In our case, the interest was ultimately received by the nonresident alien (as it must be to be includable in gross income under section 871(a)(1)), and under the rationale of respondent's ruling, the fact that it was received in the first instance by the trust does not prevent the operation of the exclusion from U.S. source income in the hands of the trust beneficiaries. Respondent cites no rationale or basis in statutory history for the position he takes that the beneficiary must receive the interest directly from the bank (or be deemed to receive it directly from the bank) in order for the exclusion to apply. Under the circumstances, we conclude that the exclusion applies whether the nonresident alien receives the interest directly or indirectly as a distribution from a trust or estate.
Nothing in the statutory wording supports respondent's claimed exemption to the normal conduit rules of trust taxation, and the policy considerations underlying the interest exemption seem to be just as well served by keeping within the United States interest-bearing trust funds beneficially owned by nonresident aliens, as by attracting new such funds here. We, therefore, cannot agree with respondent's position. The case on which respondent relies antedated section 652 and does not discuss or deal with the nonstatutory conduit theory of trust taxation, which represents a later development in the tax law.

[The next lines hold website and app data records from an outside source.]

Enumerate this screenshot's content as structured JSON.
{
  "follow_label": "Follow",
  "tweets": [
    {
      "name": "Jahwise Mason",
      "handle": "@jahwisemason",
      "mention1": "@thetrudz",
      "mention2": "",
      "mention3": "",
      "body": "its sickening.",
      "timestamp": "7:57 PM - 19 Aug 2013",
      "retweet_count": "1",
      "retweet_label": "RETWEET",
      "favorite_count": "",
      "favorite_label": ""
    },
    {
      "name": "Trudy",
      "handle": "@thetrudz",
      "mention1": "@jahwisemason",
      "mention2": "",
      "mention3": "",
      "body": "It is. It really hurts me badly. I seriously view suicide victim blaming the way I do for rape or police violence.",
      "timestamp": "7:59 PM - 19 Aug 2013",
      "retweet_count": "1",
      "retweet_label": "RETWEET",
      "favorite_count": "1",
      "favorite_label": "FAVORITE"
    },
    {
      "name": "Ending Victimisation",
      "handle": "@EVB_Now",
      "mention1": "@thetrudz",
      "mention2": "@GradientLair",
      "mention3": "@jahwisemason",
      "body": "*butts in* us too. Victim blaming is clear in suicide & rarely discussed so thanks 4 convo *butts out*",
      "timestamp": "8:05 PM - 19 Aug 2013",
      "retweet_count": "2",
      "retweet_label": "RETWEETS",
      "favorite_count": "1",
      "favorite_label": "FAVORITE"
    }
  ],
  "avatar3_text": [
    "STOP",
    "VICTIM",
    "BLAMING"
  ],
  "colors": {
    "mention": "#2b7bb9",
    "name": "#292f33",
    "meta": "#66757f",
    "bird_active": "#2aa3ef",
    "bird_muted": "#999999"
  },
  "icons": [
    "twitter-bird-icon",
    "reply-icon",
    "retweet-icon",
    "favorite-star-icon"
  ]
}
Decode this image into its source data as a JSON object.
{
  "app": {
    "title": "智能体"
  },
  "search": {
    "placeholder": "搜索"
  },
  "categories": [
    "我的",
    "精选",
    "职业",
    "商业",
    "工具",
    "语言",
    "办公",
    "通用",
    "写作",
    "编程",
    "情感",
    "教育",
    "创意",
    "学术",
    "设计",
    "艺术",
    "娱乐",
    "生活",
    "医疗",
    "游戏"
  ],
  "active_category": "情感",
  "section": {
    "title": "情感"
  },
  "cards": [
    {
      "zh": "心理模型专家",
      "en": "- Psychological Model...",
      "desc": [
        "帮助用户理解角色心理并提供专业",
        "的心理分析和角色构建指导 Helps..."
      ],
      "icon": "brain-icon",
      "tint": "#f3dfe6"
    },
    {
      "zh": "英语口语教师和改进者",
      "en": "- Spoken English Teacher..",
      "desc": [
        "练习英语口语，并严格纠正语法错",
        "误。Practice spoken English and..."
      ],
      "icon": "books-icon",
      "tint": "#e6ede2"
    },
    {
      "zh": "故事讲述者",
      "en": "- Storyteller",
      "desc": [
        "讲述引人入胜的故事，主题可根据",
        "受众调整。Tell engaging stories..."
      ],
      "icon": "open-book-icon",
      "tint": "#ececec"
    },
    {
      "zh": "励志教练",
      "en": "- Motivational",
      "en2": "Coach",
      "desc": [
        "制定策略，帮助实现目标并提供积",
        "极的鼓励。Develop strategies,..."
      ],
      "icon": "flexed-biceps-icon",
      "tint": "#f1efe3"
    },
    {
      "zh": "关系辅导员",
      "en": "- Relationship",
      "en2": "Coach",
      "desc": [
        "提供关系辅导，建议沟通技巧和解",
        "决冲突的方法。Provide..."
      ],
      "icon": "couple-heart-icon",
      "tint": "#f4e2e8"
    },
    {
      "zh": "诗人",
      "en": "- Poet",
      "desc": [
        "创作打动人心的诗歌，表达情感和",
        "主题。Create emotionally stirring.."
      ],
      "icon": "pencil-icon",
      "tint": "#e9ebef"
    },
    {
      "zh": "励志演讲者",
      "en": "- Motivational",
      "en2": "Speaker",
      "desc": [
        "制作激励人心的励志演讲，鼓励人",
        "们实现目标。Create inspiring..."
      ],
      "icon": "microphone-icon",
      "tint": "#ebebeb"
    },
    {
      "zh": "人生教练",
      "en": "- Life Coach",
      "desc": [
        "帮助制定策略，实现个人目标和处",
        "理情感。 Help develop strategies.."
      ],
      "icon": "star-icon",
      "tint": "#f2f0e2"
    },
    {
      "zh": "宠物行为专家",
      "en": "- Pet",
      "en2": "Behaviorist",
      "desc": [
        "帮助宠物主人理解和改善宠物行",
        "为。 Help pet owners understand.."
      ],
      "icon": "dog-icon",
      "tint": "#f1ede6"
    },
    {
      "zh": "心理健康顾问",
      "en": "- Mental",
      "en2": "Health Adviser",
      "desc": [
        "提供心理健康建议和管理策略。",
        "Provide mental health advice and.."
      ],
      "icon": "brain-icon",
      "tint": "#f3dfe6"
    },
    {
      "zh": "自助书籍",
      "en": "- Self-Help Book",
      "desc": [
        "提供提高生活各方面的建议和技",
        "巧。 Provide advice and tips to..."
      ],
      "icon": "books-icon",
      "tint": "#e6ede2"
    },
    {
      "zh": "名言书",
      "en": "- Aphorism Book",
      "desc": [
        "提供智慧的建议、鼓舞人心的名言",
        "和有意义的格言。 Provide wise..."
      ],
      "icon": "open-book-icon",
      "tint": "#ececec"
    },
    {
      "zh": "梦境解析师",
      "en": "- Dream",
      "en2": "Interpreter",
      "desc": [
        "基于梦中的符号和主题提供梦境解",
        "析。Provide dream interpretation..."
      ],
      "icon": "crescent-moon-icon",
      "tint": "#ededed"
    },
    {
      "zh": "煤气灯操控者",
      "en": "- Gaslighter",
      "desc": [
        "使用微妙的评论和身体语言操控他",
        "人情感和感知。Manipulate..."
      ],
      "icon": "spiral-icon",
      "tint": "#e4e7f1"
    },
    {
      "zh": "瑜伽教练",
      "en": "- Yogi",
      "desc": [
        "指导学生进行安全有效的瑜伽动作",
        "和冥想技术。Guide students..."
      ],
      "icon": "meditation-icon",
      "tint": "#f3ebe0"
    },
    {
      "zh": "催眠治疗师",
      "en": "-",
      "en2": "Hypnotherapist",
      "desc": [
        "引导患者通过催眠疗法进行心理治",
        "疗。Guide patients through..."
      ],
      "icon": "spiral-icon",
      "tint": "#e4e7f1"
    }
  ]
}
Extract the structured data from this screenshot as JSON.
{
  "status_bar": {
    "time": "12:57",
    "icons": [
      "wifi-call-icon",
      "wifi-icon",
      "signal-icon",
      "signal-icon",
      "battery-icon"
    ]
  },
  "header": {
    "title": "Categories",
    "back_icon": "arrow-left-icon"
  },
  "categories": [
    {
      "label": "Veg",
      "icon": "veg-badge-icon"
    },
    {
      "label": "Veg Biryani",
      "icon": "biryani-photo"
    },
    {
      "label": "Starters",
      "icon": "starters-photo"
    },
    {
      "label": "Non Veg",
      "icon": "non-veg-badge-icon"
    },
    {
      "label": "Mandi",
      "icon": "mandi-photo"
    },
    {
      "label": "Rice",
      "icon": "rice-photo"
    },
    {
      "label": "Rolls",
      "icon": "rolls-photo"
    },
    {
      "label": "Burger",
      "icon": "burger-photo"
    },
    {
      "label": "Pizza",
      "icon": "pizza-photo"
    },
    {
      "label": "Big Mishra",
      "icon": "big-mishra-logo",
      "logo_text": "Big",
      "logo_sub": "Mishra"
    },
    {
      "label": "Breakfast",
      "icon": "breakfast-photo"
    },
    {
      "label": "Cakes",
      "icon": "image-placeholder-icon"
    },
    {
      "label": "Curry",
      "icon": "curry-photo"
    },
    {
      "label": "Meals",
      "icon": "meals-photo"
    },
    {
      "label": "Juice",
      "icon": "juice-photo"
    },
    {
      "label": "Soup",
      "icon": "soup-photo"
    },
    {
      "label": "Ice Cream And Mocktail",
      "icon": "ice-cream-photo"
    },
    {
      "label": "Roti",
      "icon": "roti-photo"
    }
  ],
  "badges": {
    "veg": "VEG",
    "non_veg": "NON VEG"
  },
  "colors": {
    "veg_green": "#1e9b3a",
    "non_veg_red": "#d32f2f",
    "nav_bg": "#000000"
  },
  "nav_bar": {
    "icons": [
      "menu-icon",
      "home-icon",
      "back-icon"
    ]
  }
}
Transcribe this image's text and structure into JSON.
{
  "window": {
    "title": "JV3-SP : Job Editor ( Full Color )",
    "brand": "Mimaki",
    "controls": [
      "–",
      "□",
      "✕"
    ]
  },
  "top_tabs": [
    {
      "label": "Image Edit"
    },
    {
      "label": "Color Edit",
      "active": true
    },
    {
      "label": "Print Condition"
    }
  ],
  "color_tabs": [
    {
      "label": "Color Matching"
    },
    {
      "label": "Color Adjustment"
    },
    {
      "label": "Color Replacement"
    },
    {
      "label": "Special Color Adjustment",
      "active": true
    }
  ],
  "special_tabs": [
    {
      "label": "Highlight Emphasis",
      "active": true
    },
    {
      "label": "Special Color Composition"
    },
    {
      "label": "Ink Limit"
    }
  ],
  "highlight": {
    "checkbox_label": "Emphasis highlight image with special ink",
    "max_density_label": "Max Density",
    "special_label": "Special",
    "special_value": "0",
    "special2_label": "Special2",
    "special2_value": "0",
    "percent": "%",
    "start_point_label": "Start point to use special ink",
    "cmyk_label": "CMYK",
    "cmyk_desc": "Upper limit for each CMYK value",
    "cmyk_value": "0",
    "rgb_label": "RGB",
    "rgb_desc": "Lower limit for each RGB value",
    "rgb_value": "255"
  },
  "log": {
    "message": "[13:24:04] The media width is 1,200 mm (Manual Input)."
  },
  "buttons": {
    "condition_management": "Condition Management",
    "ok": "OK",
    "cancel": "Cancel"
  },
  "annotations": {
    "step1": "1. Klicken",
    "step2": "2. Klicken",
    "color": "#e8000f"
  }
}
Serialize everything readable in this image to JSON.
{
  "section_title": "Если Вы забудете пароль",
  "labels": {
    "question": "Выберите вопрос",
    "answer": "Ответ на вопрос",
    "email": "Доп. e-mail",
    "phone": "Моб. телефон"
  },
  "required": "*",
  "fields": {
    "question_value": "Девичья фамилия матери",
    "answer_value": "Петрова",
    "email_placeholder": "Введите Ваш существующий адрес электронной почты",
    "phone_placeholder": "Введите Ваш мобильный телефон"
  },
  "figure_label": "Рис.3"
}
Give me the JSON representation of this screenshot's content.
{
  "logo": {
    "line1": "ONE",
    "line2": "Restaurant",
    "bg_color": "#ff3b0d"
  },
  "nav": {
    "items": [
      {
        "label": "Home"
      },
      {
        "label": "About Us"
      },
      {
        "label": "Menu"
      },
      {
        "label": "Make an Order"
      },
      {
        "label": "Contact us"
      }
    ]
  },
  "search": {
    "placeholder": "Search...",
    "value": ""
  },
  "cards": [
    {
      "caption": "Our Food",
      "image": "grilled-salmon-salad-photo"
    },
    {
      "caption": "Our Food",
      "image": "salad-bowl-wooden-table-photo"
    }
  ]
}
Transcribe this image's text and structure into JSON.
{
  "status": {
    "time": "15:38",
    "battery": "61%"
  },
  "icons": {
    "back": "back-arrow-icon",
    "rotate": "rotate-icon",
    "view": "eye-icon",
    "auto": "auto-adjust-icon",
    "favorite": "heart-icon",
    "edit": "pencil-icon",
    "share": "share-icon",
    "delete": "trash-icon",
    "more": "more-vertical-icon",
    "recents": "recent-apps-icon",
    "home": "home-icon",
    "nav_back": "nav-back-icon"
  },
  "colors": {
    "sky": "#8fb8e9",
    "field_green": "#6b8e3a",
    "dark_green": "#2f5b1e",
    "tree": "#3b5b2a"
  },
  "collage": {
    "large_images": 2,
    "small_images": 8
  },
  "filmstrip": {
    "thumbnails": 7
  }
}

For the reasons stated above,
Decisions will be entered for the petitioners.
* * *
(c) INTEREST ON DEPOSITS, ETC. —-For purposes of subsection (a)(1)(A), the amounts described in this subsection are—-(1) deposits with persons carrying on the banking business.